Five Environmental Groups File Amicus Brief in Coal Lawsuit
On December 7, Center for Biological Diversity filed an amicus brief on behalf of itself, Asian Pacific Environmental Network, and Communities for a Better Environment, No Coal in Oakland, and West Oakland Environmental Indicators Project in support of the City of Oakland’s and Sierra Club/SF Baykeeper’s motions for summary judgment in the lawsuit brought by developer Phil Tagami to challenge the City’s Ordinance banning storage and handling of coal.
CBD issued the following press release:
For Immediate Release, December 7, 2017
Legal Action by Community Groups Defends Oakland’s Ban on Coal Storage, Handling
OAKLAND, Calif.— Community and environmental groups took legal action today to defend a ban on coal storage and handling [in West Oakland]. The city’s prohibition faces a legal challenge by a local developer and out-of-state coal interests looking to bring millions of tons of coal annually to the former Oakland Army Base terminal.
Five organizations with offices in Oakland — West Oakland Environmental Indicators Project, Asian Pacific Environmental Network, Communities for a Better Environment, No Coal in Oakland and the Center for Biological Diversity — filed a friend of the court brief defending Oakland’s move to keep coal out of its communities.
People living in the West Oakland neighborhood next to the terminal would be hit especially hard. Despite recent improvements in air quality, the neighborhood has some of the highest levels of air pollution and worst health conditions in the city. West Oakland residents are twice as likely as others in Alameda County to be hospitalized due to asthma, and the cancer risk is 2.5 times higher than the area average.
“As a third generation resident of West Oakland, I have fought for environmental justice in West Oakland for over 20 years,” said Ms. Margaret Gordon, cofounder of West Oakland Environmental Indicators Project. “The developer of the former Oakland Army Base is putting profit over people. His coal plan shows total disregard for West Oakland residents, and the health and safety of all who live, work, play and pray in the city.”
“Oakland’s low-income communities of color are already subjected to cumulative impacts of many pollution sources,” said Ernesto Arevalo, Northern California program director at Communities for a Better Environment. “The city has the right and the duty to protect the people of Oakland from the transport, handling and storage of coal near residents’ doorsteps.”
The federal court for the Northern District in California is slated to hear arguments on the case in January 2018. The Oakland City Council passed the ban in June 2016 in response to extensive evidence showing that coal poses substantial health and safety risks to workers and residents.
“Oakland’s coal legislation is a necessary and legally sound measure that protects city residents from hazardous pollution,” said Victoria Bogdan Tejeda, an attorney with the Center for Biological Diversity’s Oakland office. “It would be unsafe and unfair to subject West Oakland to massive amounts of a dirty fossil fuel that releases toxic air pollutants and can cause dangerous fires and explosions.”
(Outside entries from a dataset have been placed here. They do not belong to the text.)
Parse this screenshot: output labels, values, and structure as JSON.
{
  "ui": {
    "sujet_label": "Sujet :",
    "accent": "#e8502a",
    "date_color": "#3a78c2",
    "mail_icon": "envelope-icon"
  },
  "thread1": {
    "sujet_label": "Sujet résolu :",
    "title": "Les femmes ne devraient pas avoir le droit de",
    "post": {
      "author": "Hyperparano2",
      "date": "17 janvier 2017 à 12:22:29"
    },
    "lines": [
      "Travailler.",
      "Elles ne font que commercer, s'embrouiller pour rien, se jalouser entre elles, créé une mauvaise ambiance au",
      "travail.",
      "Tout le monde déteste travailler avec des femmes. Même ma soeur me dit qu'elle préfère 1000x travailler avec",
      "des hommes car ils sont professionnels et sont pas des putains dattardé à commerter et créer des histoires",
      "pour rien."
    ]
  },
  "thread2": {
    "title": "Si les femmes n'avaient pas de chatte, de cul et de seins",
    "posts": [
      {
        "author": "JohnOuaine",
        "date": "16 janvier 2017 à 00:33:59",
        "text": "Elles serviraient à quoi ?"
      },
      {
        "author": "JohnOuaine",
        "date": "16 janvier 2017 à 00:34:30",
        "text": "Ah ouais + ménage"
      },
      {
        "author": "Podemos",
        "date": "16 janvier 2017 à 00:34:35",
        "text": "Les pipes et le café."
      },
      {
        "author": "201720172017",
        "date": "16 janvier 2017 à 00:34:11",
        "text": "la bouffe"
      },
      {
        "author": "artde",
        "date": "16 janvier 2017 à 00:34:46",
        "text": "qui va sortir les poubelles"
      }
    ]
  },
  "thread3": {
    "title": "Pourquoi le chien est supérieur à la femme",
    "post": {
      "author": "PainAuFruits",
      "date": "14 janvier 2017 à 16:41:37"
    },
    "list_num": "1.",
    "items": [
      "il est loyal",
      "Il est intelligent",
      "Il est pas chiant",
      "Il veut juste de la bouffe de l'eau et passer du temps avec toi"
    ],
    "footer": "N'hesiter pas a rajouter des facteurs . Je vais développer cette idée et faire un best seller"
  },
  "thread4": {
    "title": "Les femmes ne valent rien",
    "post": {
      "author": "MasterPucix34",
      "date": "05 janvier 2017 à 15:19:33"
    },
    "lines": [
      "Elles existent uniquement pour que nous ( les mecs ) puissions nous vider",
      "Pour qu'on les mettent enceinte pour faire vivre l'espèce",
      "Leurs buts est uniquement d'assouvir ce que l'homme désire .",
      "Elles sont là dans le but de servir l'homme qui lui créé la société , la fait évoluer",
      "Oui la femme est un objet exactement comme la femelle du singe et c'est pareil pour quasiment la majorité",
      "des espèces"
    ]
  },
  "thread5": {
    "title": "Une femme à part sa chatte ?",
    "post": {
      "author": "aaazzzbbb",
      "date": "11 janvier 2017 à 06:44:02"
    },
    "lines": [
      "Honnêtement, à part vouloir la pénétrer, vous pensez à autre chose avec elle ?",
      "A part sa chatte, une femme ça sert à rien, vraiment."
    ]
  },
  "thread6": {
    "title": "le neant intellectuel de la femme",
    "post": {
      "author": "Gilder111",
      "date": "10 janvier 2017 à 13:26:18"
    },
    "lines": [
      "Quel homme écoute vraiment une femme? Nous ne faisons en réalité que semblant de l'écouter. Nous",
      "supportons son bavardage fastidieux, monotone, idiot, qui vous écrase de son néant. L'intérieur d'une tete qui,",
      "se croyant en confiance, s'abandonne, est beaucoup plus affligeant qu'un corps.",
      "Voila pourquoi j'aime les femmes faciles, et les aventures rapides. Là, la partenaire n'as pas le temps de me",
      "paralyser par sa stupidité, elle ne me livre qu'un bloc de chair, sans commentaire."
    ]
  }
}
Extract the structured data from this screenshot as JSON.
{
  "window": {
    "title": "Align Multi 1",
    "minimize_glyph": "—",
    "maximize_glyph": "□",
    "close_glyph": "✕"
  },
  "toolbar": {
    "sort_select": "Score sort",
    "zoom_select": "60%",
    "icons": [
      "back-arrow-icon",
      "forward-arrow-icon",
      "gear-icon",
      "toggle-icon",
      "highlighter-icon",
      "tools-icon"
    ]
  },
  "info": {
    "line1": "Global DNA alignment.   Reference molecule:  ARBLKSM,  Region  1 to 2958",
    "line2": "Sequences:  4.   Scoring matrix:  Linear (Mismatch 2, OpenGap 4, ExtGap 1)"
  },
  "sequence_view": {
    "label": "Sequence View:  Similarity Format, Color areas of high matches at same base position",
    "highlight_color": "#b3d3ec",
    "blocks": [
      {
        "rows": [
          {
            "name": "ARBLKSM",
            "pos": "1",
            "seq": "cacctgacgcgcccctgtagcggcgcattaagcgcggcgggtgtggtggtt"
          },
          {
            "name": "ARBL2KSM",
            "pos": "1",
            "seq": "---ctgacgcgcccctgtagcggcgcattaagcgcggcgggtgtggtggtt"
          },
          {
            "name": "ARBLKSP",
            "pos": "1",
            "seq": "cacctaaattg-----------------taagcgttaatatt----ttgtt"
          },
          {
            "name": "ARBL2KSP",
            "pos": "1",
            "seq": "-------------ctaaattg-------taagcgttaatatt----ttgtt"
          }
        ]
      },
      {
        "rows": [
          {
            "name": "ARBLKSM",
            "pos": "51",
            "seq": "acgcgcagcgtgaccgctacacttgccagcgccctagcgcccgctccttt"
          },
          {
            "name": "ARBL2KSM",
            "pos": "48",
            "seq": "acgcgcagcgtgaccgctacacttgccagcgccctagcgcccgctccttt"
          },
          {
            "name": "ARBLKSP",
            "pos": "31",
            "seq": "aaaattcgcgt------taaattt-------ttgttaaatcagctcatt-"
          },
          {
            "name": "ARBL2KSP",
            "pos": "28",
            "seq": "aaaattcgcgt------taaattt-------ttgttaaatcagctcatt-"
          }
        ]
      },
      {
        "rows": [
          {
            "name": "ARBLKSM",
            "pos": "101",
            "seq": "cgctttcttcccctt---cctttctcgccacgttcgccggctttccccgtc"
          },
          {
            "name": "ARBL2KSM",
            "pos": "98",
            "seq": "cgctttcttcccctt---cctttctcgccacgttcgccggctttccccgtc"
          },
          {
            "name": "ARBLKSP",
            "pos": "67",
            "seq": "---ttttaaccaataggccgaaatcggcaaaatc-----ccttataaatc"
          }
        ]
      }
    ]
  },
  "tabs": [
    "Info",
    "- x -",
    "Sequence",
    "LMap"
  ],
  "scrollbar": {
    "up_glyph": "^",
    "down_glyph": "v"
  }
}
Local developer Phil Tagami — slated to redevelop an old army base terminal at the port — challenged the ban and wants to use the project to export 5-10 million tons of coal from Utah to overseas markets. The coal would arrive by mile-long, diesel-powered trains.
“As a resident of Oakland and someone who worked at a locomotive factory for over a decade back in China, I have personally witnessed the disastrous impact that coal has on human health and the environment,” said Hai Po Pan, a community leader with the Asian Pacific Environmental Network. “We cannot allow greed at the expense of our overall health, our community health and the health of our beloved city.”
“These developers should be helping Oakland usher in 21st century jobs, not suing our city to protect a toxic, 19th-century industry,” said Brian Beveridge, co-director of West Oakland Environmental Indicators Project. “Our community deserves to be protected.”
The Center for Biological Diversity is a national, nonprofit conservation organization with more than 1.5 million members and online activists dedicated to the protection of endangered species and wild places.
Ms. Margaret Gordon, West Oakland Environmental Indicators Project, (510) 257-5640, margaret.woeip.com
Victoria Bogdan Tejeda, Center for Biological Diversity, (510) 844-7157, firstname.lastname@example.org
Vivian Huang, Asian Pacific Environmental Network, (510) 282-0135, email@example.com
Ernesto Arevalo, Communities for a Better Environment, (510) 910-5123, firstname.lastname@example.org
Lora Jo Foo, No Coal in Oakland, (510) 282-9454, email@example.com